The project, which would have been the world's first full scale CCS power station, has already cost about five billion kroner ($840m). According to a June article in Bergens Tidende, the estimated total cost of completing it had risen to some 14 billion kroner.
"I fear that Mongstad would have been a project which only demonstrated that we are willing to spend a lot of money on something, not one which sets an example for the rest of the world to follow,” Petroleum and Energy Minister Ola Borten Moe said as he announced the project's cancellation.
As well as the rising costs, the project economics have also been affected by the falling price of carbon permits in the European Union's emissions trading scheme.
In 2007, Stoltenberg stressed the importance of the plant for Norway in his New Year's Speech.
"It will be an important breakthrough for reducing emissions in Norway, and when we succeed, I think the world will follow," he said. "This is a great project for the country.

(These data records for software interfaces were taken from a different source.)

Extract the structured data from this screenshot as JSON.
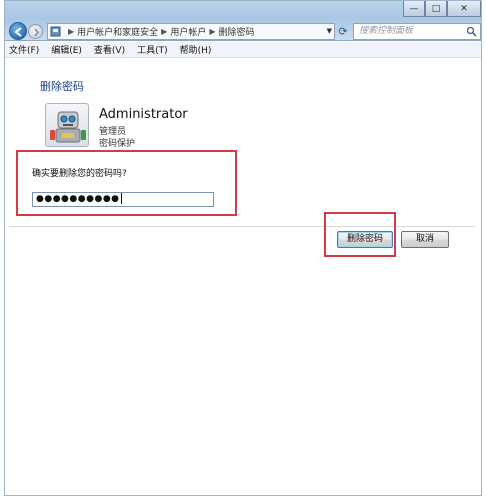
{
  "window": {
    "breadcrumbs": [
      "用户帐户和家庭安全",
      "用户帐户",
      "删除密码"
    ],
    "search_placeholder": "搜索控制面板",
    "controls": {
      "minimize": "—",
      "maximize": "□",
      "close": "✕"
    }
  },
  "menu": [
    {
      "label": "文件(F)"
    },
    {
      "label": "编辑(E)"
    },
    {
      "label": "查看(V)"
    },
    {
      "label": "工具(T)"
    },
    {
      "label": "帮助(H)"
    }
  ],
  "page": {
    "heading": "删除密码",
    "account": {
      "name": "Administrator",
      "role": "管理员",
      "status": "密码保护"
    },
    "prompt": "确实要删除您的密码吗?",
    "password_value": "●●●●●●●●●●"
  },
  "buttons": {
    "delete": "删除密码",
    "cancel": "取消"
  },
  "colors": {
    "heading": "#1e3f8a",
    "highlight_box": "#d23b46",
    "title_bar": "#b9d3ea"
  }
}
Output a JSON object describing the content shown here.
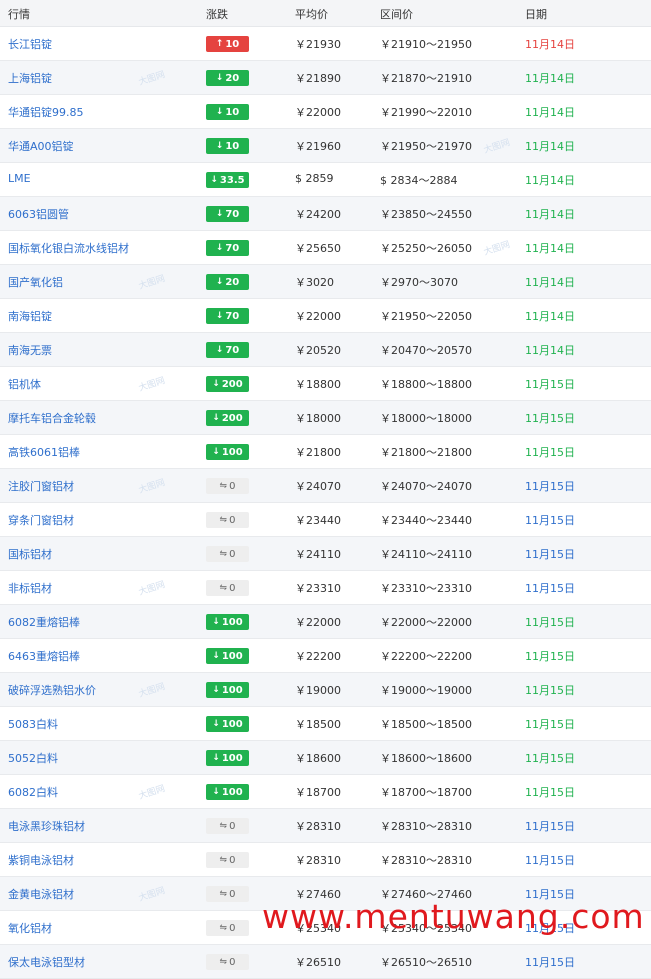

This is our moon landing."
Borten Moe said that Norway was not abandoning its goal of establishing a full-scale carbon capture and storage plant by the end of 2020.